from Bloomberg Business
Key Facts to Know
When Gert's father passed away, her husband Neal took over the business. When he died suddenly, Gert volunteered to take over. 0:39
Within a year, Columbia was essentially bankrupt. 1:06

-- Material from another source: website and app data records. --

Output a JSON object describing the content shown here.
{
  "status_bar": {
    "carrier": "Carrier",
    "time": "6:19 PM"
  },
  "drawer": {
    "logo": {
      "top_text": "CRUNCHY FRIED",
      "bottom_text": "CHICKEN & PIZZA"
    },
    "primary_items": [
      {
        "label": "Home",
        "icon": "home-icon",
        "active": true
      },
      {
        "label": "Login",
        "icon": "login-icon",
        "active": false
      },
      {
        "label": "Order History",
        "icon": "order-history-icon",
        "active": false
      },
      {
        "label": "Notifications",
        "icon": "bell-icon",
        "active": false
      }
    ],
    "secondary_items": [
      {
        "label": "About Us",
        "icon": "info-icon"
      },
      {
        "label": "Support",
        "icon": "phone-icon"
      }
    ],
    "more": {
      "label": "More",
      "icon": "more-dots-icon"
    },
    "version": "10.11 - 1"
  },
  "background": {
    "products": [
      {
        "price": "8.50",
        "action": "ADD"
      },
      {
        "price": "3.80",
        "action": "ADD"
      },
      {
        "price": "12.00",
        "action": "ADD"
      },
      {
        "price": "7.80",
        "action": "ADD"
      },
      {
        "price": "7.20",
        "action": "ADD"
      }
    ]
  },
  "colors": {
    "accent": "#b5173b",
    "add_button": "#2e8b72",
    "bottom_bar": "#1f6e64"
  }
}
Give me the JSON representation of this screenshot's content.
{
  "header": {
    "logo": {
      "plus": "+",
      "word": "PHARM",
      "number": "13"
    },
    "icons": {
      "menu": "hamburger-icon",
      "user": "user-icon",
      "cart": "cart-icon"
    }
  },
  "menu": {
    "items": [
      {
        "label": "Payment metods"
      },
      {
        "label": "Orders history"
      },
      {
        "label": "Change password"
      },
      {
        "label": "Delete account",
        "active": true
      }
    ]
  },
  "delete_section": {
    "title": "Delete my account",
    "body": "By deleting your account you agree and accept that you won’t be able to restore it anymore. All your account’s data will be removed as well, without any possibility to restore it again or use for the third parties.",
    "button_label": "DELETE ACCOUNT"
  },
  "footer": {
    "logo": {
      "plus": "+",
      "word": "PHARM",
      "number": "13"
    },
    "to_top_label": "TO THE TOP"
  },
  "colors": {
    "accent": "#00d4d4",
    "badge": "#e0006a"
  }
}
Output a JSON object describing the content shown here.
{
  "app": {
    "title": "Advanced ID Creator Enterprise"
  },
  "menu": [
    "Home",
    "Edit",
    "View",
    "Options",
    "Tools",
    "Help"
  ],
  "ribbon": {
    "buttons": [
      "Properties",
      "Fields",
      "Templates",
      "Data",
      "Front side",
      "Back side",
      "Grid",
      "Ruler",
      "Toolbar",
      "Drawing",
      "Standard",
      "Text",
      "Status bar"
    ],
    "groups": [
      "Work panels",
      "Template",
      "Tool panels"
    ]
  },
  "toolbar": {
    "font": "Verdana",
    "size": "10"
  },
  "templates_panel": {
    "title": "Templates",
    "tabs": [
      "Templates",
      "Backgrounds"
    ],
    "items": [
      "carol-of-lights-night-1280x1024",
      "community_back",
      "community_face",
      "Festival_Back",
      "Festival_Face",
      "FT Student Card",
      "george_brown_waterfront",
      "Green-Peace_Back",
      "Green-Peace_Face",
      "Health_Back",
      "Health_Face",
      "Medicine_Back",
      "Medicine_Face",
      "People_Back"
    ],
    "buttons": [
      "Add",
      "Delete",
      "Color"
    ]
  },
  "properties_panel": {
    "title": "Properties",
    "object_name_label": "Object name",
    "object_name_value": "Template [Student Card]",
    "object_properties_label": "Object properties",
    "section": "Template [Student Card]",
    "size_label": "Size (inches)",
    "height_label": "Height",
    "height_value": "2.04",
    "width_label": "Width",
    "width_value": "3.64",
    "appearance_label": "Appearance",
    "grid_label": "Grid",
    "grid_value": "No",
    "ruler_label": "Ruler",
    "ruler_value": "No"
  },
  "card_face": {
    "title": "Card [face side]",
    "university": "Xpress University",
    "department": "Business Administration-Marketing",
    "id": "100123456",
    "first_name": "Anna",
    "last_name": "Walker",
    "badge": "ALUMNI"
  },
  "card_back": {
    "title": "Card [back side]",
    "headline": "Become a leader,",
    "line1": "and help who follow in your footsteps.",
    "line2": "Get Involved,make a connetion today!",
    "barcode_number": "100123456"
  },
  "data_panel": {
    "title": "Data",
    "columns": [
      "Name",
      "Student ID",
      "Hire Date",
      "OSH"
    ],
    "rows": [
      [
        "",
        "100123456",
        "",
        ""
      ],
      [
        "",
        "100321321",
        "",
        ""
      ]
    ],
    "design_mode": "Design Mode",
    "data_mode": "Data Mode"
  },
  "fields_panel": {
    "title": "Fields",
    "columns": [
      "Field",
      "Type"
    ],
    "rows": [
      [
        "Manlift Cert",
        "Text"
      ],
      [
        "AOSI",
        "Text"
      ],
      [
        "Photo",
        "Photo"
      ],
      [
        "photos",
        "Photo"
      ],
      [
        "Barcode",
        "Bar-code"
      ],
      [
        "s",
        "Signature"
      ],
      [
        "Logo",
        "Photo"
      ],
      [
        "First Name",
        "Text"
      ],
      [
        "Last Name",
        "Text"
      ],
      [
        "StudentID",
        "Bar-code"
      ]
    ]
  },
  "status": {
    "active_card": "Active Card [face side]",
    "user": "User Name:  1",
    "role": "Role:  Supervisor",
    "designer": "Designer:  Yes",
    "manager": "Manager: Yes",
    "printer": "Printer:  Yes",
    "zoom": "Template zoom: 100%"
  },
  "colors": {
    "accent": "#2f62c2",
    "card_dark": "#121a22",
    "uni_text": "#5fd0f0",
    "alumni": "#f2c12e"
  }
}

They refocused and differentiated themselves with the Bugaboo coat and the Tough Mother ad campaign. 1:43